Reporting and Analysis are two terms that are often used interchangeably, but they are two different things. Reporting usually answers ‘what’, whereas Analysis answers the how, why, and so what? Reporting is about presenting data, whereas Analytics is about making sense out of that data and deriving the salient points. Reporting often gives rise to questions, that are answered by data analysis.
Modern day technology has made data collection very convenient. Any and every activity that happens on your advertising platforms, social media handles, and digital channels can be recorded and presented to you in the form of data. Sophisticated tools have cut down the reporting time from several days until a couple of decades ago to almost real time. Recording and analyzing data is not new. It dates back to several thousands of years! Archaeologists have found documents in Mesopotamia that look like ancient forms of reporting management. In fact, in the 15 th century, famous Italian mathematician de Pacioli has spoken about the double-entry bookkeeping – a reporting structure that we now call ledgers. When you hear about data, you are bound to come across two terms – reporting, and analysis of data. A lot of people use them interchangeably as if they mean the same thing. But there is a lot of difference between these terms. The purpose for which they are done, the way in which they are presented, and their values differ significantly.

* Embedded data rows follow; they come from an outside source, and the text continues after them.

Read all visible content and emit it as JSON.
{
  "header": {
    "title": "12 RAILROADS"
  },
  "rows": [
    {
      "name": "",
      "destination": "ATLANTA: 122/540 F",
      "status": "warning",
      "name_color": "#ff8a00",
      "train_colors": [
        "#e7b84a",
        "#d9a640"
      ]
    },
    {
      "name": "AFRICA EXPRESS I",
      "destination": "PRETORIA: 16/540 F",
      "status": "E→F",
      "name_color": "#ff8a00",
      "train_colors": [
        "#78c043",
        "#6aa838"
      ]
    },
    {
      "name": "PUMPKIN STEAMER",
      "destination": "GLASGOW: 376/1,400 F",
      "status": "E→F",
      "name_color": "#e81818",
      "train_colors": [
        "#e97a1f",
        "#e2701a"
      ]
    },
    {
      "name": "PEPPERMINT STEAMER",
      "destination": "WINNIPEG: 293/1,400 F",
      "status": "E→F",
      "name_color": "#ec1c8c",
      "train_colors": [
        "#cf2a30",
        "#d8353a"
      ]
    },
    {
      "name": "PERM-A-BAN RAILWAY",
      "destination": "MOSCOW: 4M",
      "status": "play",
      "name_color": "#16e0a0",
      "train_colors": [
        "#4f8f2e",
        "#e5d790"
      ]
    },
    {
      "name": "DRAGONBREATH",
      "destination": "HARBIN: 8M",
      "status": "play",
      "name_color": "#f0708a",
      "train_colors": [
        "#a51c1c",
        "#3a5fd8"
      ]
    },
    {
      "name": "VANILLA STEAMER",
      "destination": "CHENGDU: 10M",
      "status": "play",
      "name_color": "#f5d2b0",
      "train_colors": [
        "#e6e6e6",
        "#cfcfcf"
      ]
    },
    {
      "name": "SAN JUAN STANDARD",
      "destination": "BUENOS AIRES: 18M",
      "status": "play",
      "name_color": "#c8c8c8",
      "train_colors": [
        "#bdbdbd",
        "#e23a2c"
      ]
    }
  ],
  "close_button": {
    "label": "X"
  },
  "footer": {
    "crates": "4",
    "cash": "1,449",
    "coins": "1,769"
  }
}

Reporting is simply presenting information after organizing it into logical data sets. Eg: Top 10 cities by Revenue, Top 5 cities by Products Sold
Analysis implies exploring deeper into the data collected, in order to come up with intelligent and meaningful insights that can improve business performance. In the above example of reporting, Top 10 cities by revenue is a very one-directional data. Analysis will also reveal whether those cities are profitable or not!
Significance of Reporting and Analysis
Reporting and Analysis are the cornerstones of business intelligence. Without daily, weekly, quarterly etc. reports, it is difficult to understand business trends and business performance. They provide a basis to analyze the direction in which the business is heading, and also provide which levers are guiding your business. If you want to change the performance, the reports and analysis will exactly let you know which factors can help you achieve that.
Examples of Reporting and Analysis
Reporting tools such as Adobe, Google Analytics etc. offer thousands of data points. Let’s understand the various outputs that are obtained in these reporting portals –
- Reporting – Overall Month on Month Revenue report provides a monthly revenue figure
- Analysis – Month on Month Revenue by Source and Channel tells you exactly which source/channel contributed how much
- Reporting – Ad Spends by Channel report gives you which Advertising channel spent how much money to meet your marketing objectives
- Analysis – ROAS by Channel gives you the Return on Ad Spends of each channel. A certain channel might have spent less, but got in much more revenue, and vice versa.
Value to Business
This case illustrates the benefit of reporting and analysis. A New Delhi based healthcare provider was worried about its poor Return on Ad Spends on digital platforms. While reporting showed the Top cities that were contributing to the revenue, it didn’t show the ROAS. Data analysis showed another list of 5 cities that had the best ROAS. Pushing the ad spends on those cities and cutting down on advertising in the other cities massively improved the ROAS from 1 to 2.5!